**Task requirements**: Every record is to be restated exactly, with nothing left out.

**Saved entries**:
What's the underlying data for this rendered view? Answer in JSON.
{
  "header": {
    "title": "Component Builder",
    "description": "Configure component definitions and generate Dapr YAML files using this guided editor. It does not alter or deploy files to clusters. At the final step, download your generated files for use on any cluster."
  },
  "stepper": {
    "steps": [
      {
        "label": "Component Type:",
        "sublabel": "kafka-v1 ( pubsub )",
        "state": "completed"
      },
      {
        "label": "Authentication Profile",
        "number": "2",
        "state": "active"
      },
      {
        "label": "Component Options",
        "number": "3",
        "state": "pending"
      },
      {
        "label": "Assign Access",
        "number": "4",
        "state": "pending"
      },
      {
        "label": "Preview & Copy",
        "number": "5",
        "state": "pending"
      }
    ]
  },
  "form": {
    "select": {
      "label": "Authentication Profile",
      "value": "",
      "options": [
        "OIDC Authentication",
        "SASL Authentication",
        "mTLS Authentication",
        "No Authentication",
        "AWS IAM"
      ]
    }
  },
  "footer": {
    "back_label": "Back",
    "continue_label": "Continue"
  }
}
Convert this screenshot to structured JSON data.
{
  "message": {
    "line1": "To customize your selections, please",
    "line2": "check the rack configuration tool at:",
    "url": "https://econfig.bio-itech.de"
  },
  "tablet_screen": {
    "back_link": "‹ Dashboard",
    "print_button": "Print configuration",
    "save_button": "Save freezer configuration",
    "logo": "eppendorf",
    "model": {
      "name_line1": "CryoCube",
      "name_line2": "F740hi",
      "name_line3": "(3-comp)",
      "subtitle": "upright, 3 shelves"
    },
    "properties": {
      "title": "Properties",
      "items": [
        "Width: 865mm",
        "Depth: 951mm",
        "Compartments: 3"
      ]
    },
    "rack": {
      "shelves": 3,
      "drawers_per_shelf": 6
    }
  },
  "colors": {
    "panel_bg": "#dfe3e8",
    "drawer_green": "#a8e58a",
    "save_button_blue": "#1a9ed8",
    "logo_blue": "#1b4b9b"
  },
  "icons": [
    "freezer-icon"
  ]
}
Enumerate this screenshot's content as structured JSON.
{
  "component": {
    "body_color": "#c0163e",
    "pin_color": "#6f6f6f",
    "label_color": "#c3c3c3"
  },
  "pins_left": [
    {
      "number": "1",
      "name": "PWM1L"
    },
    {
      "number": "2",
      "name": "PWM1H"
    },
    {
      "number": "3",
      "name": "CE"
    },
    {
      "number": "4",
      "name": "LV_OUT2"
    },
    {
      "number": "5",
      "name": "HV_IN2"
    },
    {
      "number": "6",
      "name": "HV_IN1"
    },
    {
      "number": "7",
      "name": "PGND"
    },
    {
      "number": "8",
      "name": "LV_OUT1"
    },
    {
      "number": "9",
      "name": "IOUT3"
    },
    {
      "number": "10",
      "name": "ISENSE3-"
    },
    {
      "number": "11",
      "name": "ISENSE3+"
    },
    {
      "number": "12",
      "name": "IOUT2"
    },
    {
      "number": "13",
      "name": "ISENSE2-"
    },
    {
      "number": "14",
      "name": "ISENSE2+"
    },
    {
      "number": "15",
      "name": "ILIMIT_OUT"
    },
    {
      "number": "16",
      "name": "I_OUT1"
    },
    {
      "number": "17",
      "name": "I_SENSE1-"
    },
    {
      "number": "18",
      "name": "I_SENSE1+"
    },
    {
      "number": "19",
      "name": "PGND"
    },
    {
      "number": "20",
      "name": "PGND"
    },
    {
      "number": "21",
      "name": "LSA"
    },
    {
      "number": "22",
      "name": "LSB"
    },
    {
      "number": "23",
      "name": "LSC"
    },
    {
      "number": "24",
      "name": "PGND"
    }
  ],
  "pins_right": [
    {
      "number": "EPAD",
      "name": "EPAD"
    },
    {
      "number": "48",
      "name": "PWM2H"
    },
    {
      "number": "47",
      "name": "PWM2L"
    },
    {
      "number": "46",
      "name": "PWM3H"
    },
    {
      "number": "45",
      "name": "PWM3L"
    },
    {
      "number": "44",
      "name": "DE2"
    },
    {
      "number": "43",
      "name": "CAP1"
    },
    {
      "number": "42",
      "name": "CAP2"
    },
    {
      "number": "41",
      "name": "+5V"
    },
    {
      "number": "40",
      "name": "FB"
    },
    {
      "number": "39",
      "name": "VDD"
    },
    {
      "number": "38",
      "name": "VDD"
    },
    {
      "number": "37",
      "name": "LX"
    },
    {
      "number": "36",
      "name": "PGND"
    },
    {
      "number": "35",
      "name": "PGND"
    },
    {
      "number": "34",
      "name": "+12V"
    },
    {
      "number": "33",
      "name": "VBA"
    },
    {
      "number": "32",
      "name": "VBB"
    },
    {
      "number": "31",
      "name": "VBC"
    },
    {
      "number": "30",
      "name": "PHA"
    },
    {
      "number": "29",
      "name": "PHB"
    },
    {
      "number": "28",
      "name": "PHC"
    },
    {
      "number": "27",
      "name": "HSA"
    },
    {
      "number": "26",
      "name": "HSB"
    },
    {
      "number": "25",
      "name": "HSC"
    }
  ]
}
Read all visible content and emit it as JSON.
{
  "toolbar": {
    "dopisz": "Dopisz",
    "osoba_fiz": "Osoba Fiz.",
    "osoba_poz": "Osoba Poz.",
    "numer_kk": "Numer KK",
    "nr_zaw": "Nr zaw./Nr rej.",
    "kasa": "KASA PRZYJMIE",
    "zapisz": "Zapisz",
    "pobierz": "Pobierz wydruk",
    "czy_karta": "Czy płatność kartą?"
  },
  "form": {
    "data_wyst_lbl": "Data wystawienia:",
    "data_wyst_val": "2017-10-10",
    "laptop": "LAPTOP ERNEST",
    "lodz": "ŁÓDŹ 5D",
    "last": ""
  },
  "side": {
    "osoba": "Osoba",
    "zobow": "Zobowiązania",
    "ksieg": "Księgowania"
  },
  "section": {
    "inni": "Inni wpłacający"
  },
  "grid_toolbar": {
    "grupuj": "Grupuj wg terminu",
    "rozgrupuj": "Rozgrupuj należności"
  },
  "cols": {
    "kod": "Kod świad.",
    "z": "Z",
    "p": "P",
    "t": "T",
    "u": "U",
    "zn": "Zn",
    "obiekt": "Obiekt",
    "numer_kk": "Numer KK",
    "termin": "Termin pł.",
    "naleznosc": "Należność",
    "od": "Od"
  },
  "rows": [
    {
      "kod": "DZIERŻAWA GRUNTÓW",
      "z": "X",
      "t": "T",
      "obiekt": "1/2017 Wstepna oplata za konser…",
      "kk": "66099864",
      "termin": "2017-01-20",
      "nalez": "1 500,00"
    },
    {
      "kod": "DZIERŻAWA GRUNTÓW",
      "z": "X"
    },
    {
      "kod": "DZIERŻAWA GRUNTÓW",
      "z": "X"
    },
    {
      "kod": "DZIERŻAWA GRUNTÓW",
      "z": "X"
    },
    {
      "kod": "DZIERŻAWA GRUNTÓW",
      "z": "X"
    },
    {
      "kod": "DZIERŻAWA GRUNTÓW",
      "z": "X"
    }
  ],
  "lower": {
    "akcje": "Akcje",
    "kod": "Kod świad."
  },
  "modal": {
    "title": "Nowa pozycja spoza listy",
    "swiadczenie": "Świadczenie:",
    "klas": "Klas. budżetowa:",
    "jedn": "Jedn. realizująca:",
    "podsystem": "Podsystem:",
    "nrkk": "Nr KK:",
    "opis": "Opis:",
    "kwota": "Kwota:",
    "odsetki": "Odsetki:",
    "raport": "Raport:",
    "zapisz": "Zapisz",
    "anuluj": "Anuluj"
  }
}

**Answer box**:
What's the underlying data for this rendered view? Answer in JSON.
{
  "header": {
    "title": "Component Builder",
    "description": "Configure component definitions and generate Dapr YAML files using this guided editor. It does not alter or deploy files to clusters. At the final step, download your generated files for use on any cluster."
  },
  "stepper": {
    "steps": [
      {
        "label": "Component Type:",
        "sublabel": "kafka-v1 ( pubsub )",
        "state": "completed"
      },
      {
        "label": "Authentication Profile",
        "number": "2",
        "state": "active"
      },
      {
        "label": "Component Options",
        "number": "3",
        "state": "pending"
      },
      {
        "label": "Assign Access",
        "number": "4",
        "state": "pending"
      },
      {
        "label": "Preview & Copy",
        "number": "5",
        "state": "pending"
      }
    ]
  },
  "form": {
    "select": {
      "label": "Authentication Profile",
      "value": "",
      "options": [
        "OIDC Authentication",
        "SASL Authentication",
        "mTLS Authentication",
        "No Authentication",
        "AWS IAM"
      ]
    }
  },
  "footer": {
    "back_label": "Back",
    "continue_label": "Continue"
  }
}
Convert this screenshot to structured JSON data.
{
  "message": {
    "line1": "To customize your selections, please",
    "line2": "check the rack configuration tool at:",
    "url": "https://econfig.bio-itech.de"
  },
  "tablet_screen": {
    "back_link": "‹ Dashboard",
    "print_button": "Print configuration",
    "save_button": "Save freezer configuration",
    "logo": "eppendorf",
    "model": {
      "name_line1": "CryoCube",
      "name_line2": "F740hi",
      "name_line3": "(3-comp)",
      "subtitle": "upright, 3 shelves"
    },
    "properties": {
      "title": "Properties",
      "items": [
        "Width: 865mm",
        "Depth: 951mm",
        "Compartments: 3"
      ]
    },
    "rack": {
      "shelves": 3,
      "drawers_per_shelf": 6
    }
  },
  "colors": {
    "panel_bg": "#dfe3e8",
    "drawer_green": "#a8e58a",
    "save_button_blue": "#1a9ed8",
    "logo_blue": "#1b4b9b"
  },
  "icons": [
    "freezer-icon"
  ]
}
Enumerate this screenshot's content as structured JSON.
{
  "component": {
    "body_color": "#c0163e",
    "pin_color": "#6f6f6f",
    "label_color": "#c3c3c3"
  },
  "pins_left": [
    {
      "number": "1",
      "name": "PWM1L"
    },
    {
      "number": "2",
      "name": "PWM1H"
    },
    {
      "number": "3",
      "name": "CE"
    },
    {
      "number": "4",
      "name": "LV_OUT2"
    },
    {
      "number": "5",
      "name": "HV_IN2"
    },
    {
      "number": "6",
      "name": "HV_IN1"
    },
    {
      "number": "7",
      "name": "PGND"
    },
    {
      "number": "8",
      "name": "LV_OUT1"
    },
    {
      "number": "9",
      "name": "IOUT3"
    },
    {
      "number": "10",
      "name": "ISENSE3-"
    },
    {
      "number": "11",
      "name": "ISENSE3+"
    },
    {
      "number": "12",
      "name": "IOUT2"
    },
    {
      "number": "13",
      "name": "ISENSE2-"
    },
    {
      "number": "14",
      "name": "ISENSE2+"
    },
    {
      "number": "15",
      "name": "ILIMIT_OUT"
    },
    {
      "number": "16",
      "name": "I_OUT1"
    },
    {
      "number": "17",
      "name": "I_SENSE1-"
    },
    {
      "number": "18",
      "name": "I_SENSE1+"
    },
    {
      "number": "19",
      "name": "PGND"
    },
    {
      "number": "20",
      "name": "PGND"
    },
    {
      "number": "21",
      "name": "LSA"
    },
    {
      "number": "22",
      "name": "LSB"
    },
    {
      "number": "23",
      "name": "LSC"
    },
    {
      "number": "24",
      "name": "PGND"
    }
  ],
  "pins_right": [
    {
      "number": "EPAD",
      "name": "EPAD"
    },
    {
      "number": "48",
      "name": "PWM2H"
    },
    {
      "number": "47",
      "name": "PWM2L"
    },
    {
      "number": "46",
      "name": "PWM3H"
    },
    {
      "number": "45",
      "name": "PWM3L"
    },
    {
      "number": "44",
      "name": "DE2"
    },
    {
      "number": "43",
      "name": "CAP1"
    },
    {
      "number": "42",
      "name": "CAP2"
    },
    {
      "number": "41",
      "name": "+5V"
    },
    {
      "number": "40",
      "name": "FB"
    },
    {
      "number": "39",
      "name": "VDD"
    },
    {
      "number": "38",
      "name": "VDD"
    },
    {
      "number": "37",
      "name": "LX"
    },
    {
      "number": "36",
      "name": "PGND"
    },
    {
      "number": "35",
      "name": "PGND"
    },
    {
      "number": "34",
      "name": "+12V"
    },
    {
      "number": "33",
      "name": "VBA"
    },
    {
      "number": "32",
      "name": "VBB"
    },
    {
      "number": "31",
      "name": "VBC"
    },
    {
      "number": "30",
      "name": "PHA"
    },
    {
      "number": "29",
      "name": "PHB"
    },
    {
      "number": "28",
      "name": "PHC"
    },
    {
      "number": "27",
      "name": "HSA"
    },
    {
      "number": "26",
      "name": "HSB"
    },
    {
      "number": "25",
      "name": "HSC"
    }
  ]
}
Read all visible content and emit it as JSON.
{
  "toolbar": {
    "dopisz": "Dopisz",
    "osoba_fiz": "Osoba Fiz.",
    "osoba_poz": "Osoba Poz.",
    "numer_kk": "Numer KK",
    "nr_zaw": "Nr zaw./Nr rej.",
    "kasa": "KASA PRZYJMIE",
    "zapisz": "Zapisz",
    "pobierz": "Pobierz wydruk",
    "czy_karta": "Czy płatność kartą?"
  },
  "form": {
    "data_wyst_lbl": "Data wystawienia:",
    "data_wyst_val": "2017-10-10",
    "laptop": "LAPTOP ERNEST",
    "lodz": "ŁÓDŹ 5D",
    "last": ""
  },
  "side": {
    "osoba": "Osoba",
    "zobow": "Zobowiązania",
    "ksieg": "Księgowania"
  },
  "section": {
    "inni": "Inni wpłacający"
  },
  "grid_toolbar": {
    "grupuj": "Grupuj wg terminu",
    "rozgrupuj": "Rozgrupuj należności"
  },
  "cols": {
    "kod": "Kod świad.",
    "z": "Z",
    "p": "P",
    "t": "T",
    "u": "U",
    "zn": "Zn",
    "obiekt": "Obiekt",
    "numer_kk": "Numer KK",
    "termin": "Termin pł.",
    "naleznosc": "Należność",
    "od": "Od"
  },
  "rows": [
    {
      "kod": "DZIERŻAWA GRUNTÓW",
      "z": "X",
      "t": "T",
      "obiekt": "1/2017 Wstepna oplata za konser…",
      "kk": "66099864",
      "termin": "2017-01-20",
      "nalez": "1 500,00"
    },
    {
      "kod": "DZIERŻAWA GRUNTÓW",
      "z": "X"
    },
    {
      "kod": "DZIERŻAWA GRUNTÓW",
      "z": "X"
    },
    {
      "kod": "DZIERŻAWA GRUNTÓW",
      "z": "X"
    },
    {
      "kod": "DZIERŻAWA GRUNTÓW",
      "z": "X"
    },
    {
      "kod": "DZIERŻAWA GRUNTÓW",
      "z": "X"
    }
  ],
  "lower": {
    "akcje": "Akcje",
    "kod": "Kod świad."
  },
  "modal": {
    "title": "Nowa pozycja spoza listy",
    "swiadczenie": "Świadczenie:",
    "klas": "Klas. budżetowa:",
    "jedn": "Jedn. realizująca:",
    "podsystem": "Podsystem:",
    "nrkk": "Nr KK:",
    "opis": "Opis:",
    "kwota": "Kwota:",
    "odsetki": "Odsetki:",
    "raport": "Raport:",
    "zapisz": "Zapisz",
    "anuluj": "Anuluj"
  }
}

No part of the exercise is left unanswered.